By Locadia Mavhudzi
Women small-scale miners in Zvishavane have said the prolonged Covid-19 lockdown was stifling their efforts to penetrate the male dominated industry.
During the ongoing lockdown period, mining claims owned by women have become major targets of unlawful invasion by some unscrupulous mining counterparts popularly known as Magombiro resulting in theft and vandalism of mining equipment.
As the nation is grappling through a level 4 lockdown period characterized by restricted movements and curfew to protect the people from Covid19, Zvishavane women miners are counting losses as their workplaces are being invaded, equipment stolen and mine pegging’s shifted in their absence.
A member of the Zvishavane Women Miners, Tsitsi Matumba said female miners were being defrauded of their gold or chrome at both mining sites and milling sites by both the millers and their own workers.
“We are suffering a double blow as Covid 19 situation itself has degenerated our energies while those Magombiro are taking advantage of our absence to invade our mines,” she said.
“Our mining machinery is being vandalized in our absence and in worst cases mineral ore stolen.
“Also, when we take our ores to the milling sites, we are facing challenges as millers use their own prices to buy our chrome, they also use their weighbridge scaling rates, assay reports are exclusively done by the millers and we strongly feel defrauded in that regard.
“Under normal circumstances there must be transparency but the millers are monopolizing the process.”
Matumba said inequalities at mineral processing plants and washing plants were evoked by monopolies as there are only two Chinese milling plants available for the whole Zvishavane and Mberengwa small scale mining communities.

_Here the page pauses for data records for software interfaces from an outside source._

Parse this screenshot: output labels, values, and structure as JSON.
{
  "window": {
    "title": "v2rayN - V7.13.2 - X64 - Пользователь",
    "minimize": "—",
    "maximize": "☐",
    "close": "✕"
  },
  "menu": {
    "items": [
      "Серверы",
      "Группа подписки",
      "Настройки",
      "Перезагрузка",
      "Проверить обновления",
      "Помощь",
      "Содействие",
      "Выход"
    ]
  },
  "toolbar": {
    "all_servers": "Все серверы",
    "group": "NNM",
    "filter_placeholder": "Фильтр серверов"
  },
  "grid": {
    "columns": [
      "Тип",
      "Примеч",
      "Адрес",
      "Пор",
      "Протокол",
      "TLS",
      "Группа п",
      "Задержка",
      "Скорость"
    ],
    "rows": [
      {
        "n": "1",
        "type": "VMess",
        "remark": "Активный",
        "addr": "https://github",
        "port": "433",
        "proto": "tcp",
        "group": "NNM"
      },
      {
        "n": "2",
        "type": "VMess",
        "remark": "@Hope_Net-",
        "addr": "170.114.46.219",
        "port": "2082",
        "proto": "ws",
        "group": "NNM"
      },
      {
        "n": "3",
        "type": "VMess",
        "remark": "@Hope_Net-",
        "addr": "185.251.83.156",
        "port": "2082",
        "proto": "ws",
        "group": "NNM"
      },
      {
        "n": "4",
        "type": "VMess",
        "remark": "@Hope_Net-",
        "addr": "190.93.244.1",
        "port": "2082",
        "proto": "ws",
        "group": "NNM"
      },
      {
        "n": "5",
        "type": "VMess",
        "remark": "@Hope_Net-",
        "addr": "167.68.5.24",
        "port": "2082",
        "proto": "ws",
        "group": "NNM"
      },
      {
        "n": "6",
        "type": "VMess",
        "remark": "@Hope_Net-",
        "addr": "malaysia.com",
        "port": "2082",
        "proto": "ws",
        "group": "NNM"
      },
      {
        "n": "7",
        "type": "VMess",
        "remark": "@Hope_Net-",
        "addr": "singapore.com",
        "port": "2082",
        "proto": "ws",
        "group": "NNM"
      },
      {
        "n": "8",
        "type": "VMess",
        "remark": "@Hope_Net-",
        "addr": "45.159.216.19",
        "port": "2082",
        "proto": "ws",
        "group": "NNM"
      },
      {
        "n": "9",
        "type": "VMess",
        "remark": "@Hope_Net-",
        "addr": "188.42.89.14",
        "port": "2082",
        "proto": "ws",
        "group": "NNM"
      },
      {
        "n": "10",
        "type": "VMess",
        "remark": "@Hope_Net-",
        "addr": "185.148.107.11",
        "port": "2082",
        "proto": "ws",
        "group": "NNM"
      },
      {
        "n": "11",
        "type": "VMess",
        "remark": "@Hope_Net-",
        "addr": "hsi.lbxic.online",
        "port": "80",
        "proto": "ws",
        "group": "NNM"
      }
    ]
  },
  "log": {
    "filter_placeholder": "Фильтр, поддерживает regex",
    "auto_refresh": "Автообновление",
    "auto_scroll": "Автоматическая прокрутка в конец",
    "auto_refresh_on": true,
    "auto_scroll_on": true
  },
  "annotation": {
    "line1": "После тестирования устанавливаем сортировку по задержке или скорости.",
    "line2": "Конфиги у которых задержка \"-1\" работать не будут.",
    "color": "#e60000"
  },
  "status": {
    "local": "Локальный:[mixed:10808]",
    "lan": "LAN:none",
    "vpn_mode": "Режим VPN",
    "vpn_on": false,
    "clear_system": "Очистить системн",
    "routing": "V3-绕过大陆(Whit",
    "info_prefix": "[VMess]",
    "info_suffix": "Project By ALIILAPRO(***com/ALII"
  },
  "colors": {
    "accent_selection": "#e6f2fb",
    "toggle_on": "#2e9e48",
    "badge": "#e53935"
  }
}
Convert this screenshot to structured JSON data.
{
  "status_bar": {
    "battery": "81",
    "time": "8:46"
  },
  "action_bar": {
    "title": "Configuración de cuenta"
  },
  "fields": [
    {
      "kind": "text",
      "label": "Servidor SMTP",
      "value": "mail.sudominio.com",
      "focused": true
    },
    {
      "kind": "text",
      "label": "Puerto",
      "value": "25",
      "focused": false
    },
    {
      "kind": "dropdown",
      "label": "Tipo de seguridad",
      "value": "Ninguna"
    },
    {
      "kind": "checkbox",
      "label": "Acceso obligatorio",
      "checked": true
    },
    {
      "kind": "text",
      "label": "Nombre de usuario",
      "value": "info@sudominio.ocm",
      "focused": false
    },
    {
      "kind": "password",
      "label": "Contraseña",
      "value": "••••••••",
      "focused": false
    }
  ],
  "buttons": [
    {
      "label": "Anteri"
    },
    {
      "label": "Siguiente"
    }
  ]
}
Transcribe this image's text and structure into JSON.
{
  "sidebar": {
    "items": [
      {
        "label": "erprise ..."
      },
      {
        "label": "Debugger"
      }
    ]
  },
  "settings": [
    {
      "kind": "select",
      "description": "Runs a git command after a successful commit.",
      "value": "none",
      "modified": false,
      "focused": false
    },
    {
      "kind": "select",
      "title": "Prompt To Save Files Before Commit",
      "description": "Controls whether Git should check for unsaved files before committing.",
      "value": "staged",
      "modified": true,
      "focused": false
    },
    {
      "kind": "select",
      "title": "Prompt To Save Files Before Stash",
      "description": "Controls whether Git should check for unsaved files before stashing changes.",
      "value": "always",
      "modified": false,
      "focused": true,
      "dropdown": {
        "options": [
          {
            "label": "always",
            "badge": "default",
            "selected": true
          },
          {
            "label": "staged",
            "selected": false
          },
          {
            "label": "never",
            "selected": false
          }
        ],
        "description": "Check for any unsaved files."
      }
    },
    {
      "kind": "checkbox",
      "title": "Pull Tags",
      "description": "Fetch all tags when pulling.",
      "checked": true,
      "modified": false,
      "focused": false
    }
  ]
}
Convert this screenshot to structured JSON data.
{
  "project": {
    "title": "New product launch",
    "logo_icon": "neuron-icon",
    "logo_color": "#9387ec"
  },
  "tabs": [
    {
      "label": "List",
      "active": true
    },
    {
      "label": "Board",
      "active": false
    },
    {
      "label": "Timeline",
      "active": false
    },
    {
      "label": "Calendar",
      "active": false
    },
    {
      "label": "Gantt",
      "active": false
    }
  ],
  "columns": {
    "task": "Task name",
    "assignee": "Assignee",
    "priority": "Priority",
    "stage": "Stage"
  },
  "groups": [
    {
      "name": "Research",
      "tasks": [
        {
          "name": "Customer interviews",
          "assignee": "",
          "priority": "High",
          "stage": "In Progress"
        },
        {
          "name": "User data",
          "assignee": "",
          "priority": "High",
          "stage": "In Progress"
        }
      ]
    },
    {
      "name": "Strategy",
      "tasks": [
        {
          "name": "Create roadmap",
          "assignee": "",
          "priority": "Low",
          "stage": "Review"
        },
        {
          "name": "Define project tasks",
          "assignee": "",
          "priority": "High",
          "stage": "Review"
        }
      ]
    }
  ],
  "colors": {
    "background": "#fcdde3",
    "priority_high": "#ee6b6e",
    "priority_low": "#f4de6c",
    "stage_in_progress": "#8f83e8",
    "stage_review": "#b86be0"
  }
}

“We are heavily dependent on just two Chinese owned chrome milling centers where we queue to have our ore processed,” she said.
“This long queue is another window for us as women to be duped of our unprocessed ore by our own workers.
“We appeal that the Government should avail more milling stations to avoid the long wait that we currently go through.”
Nomalanga Dube of Shurugwi Miners Association also echoed the same sentiments saying women were harassed and abused at all stages of the mining process.
She said women were taken advantage of by men who were involved in the licensing process, by strangers in the bush during prospecting, by men who want to muscle in on their mines and by police who request sexual favors to look the other way over mining violations.
Zimbabwe Miners Federation ZMF spokesperson Dosman Mangisi said the small-scale mining sector had become the dominant gold producer in the country, overtaking established mining companies in the last few years.
“We recognise the contribution of female miners towards gold production at national level hence we continue to advocate to Government to avail targeted mechanisation support to the female miners,” he said.
Mukasiri Sibanda of the Zimbabwe Environmental Law Association (ZELA) said there was need to avail financial support to the women miners in Zimbabwe as they were lagging behind in terms of machinery.
Women miners are finding it difficult to penetrate fully into the lucrative industry.
Their challenges revolve around societal opinions on gender equality, exploitation, lack of financial capital, equipment and tools, legal and policy restrictions and lack of adequate support from the government.
In an era where Zimbabwean women in their numbers are getting relevant training in the mining sector, adequate support is needed.